What is needed — Verbatim copy, images removed: write out the entries below.

Exercise input —
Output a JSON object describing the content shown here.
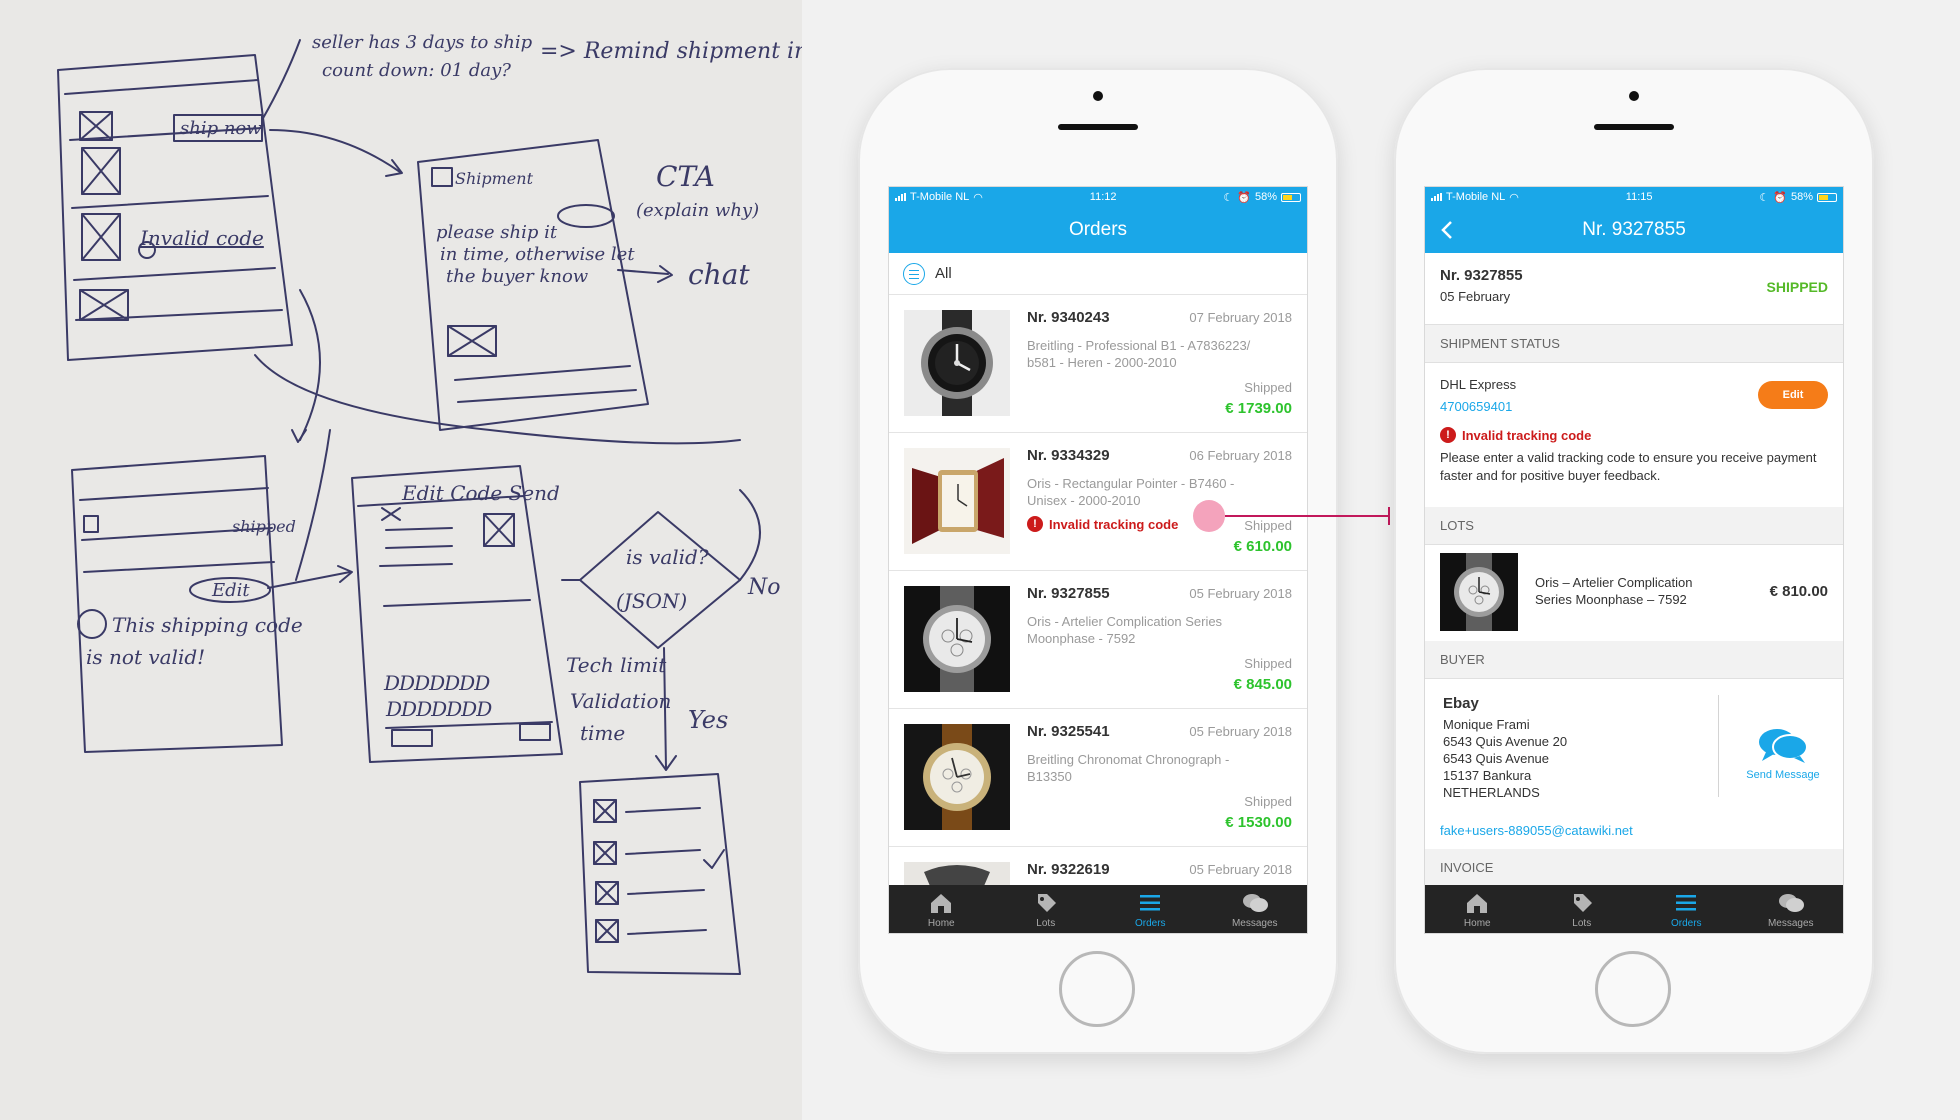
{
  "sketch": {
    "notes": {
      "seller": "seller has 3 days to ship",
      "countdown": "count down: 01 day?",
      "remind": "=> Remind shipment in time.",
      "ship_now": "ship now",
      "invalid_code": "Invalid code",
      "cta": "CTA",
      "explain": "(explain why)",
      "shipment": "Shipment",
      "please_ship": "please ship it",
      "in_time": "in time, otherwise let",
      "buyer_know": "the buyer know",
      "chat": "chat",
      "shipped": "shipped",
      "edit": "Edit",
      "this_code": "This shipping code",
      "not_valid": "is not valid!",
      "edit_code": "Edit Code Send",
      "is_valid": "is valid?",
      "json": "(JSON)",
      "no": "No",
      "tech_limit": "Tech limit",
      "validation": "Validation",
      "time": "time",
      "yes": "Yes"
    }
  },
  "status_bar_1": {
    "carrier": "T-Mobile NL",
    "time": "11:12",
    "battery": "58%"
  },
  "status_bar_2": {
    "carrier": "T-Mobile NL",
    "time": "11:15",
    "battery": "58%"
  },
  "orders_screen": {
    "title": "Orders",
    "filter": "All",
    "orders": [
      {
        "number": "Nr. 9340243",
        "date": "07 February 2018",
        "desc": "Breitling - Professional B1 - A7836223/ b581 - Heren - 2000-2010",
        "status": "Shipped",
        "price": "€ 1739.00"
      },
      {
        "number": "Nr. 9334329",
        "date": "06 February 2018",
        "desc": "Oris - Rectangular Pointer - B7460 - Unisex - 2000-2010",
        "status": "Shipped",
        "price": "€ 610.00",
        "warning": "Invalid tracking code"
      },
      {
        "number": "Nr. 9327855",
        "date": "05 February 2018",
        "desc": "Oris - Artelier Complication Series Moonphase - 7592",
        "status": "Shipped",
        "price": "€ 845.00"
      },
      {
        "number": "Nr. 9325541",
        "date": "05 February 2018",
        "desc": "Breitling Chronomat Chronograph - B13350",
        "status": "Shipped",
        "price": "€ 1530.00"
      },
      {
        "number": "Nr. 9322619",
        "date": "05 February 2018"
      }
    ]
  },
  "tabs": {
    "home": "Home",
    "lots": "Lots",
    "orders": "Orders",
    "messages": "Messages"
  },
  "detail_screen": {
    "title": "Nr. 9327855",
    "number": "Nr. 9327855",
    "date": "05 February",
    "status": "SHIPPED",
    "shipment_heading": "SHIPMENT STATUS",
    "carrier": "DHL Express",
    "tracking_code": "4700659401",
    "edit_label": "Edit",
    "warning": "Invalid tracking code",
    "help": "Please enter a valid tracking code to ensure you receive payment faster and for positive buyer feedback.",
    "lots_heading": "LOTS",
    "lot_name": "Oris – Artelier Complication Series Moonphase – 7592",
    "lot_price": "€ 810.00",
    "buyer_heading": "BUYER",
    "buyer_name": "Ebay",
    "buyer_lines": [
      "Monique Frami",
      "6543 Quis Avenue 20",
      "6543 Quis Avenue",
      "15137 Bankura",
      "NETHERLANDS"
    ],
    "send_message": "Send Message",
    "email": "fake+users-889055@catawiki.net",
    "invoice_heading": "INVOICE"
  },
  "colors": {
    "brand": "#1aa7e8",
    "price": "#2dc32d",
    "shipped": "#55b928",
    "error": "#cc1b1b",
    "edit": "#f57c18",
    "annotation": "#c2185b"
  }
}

Response to this exercise —
Output a JSON object describing the content shown here.
{
  "sketch": {
    "notes": {
      "seller": "seller has 3 days to ship",
      "countdown": "count down: 01 day?",
      "remind": "=> Remind shipment in time.",
      "ship_now": "ship now",
      "invalid_code": "Invalid code",
      "cta": "CTA",
      "explain": "(explain why)",
      "shipment": "Shipment",
      "please_ship": "please ship it",
      "in_time": "in time, otherwise let",
      "buyer_know": "the buyer know",
      "chat": "chat",
      "shipped": "shipped",
      "edit": "Edit",
      "this_code": "This shipping code",
      "not_valid": "is not valid!",
      "edit_code": "Edit Code Send",
      "is_valid": "is valid?",
      "json": "(JSON)",
      "no": "No",
      "tech_limit": "Tech limit",
      "validation": "Validation",
      "time": "time",
      "yes": "Yes"
    }
  },
  "status_bar_1": {
    "carrier": "T-Mobile NL",
    "time": "11:12",
    "battery": "58%"
  },
  "status_bar_2": {
    "carrier": "T-Mobile NL",
    "time": "11:15",
    "battery": "58%"
  },
  "orders_screen": {
    "title": "Orders",
    "filter": "All",
    "orders": [
      {
        "number": "Nr. 9340243",
        "date": "07 February 2018",
        "desc": "Breitling - Professional B1 - A7836223/ b581 - Heren - 2000-2010",
        "status": "Shipped",
        "price": "€ 1739.00"
      },
      {
        "number": "Nr. 9334329",
        "date": "06 February 2018",
        "desc": "Oris - Rectangular Pointer - B7460 - Unisex - 2000-2010",
        "status": "Shipped",
        "price": "€ 610.00",
        "warning": "Invalid tracking code"
      },
      {
        "number": "Nr. 9327855",
        "date": "05 February 2018",
        "desc": "Oris - Artelier Complication Series Moonphase - 7592",
        "status": "Shipped",
        "price": "€ 845.00"
      },
      {
        "number": "Nr. 9325541",
        "date": "05 February 2018",
        "desc": "Breitling Chronomat Chronograph - B13350",
        "status": "Shipped",
        "price": "€ 1530.00"
      },
      {
        "number": "Nr. 9322619",
        "date": "05 February 2018"
      }
    ]
  },
  "tabs": {
    "home": "Home",
    "lots": "Lots",
    "orders": "Orders",
    "messages": "Messages"
  },
  "detail_screen": {
    "title": "Nr. 9327855",
    "number": "Nr. 9327855",
    "date": "05 February",
    "status": "SHIPPED",
    "shipment_heading": "SHIPMENT STATUS",
    "carrier": "DHL Express",
    "tracking_code": "4700659401",
    "edit_label": "Edit",
    "warning": "Invalid tracking code",
    "help": "Please enter a valid tracking code to ensure you receive payment faster and for positive buyer feedback.",
    "lots_heading": "LOTS",
    "lot_name": "Oris – Artelier Complication Series Moonphase – 7592",
    "lot_price": "€ 810.00",
    "buyer_heading": "BUYER",
    "buyer_name": "Ebay",
    "buyer_lines": [
      "Monique Frami",
      "6543 Quis Avenue 20",
      "6543 Quis Avenue",
      "15137 Bankura",
      "NETHERLANDS"
    ],
    "send_message": "Send Message",
    "email": "fake+users-889055@catawiki.net",
    "invoice_heading": "INVOICE"
  },
  "colors": {
    "brand": "#1aa7e8",
    "price": "#2dc32d",
    "shipped": "#55b928",
    "error": "#cc1b1b",
    "edit": "#f57c18",
    "annotation": "#c2185b"
  }
}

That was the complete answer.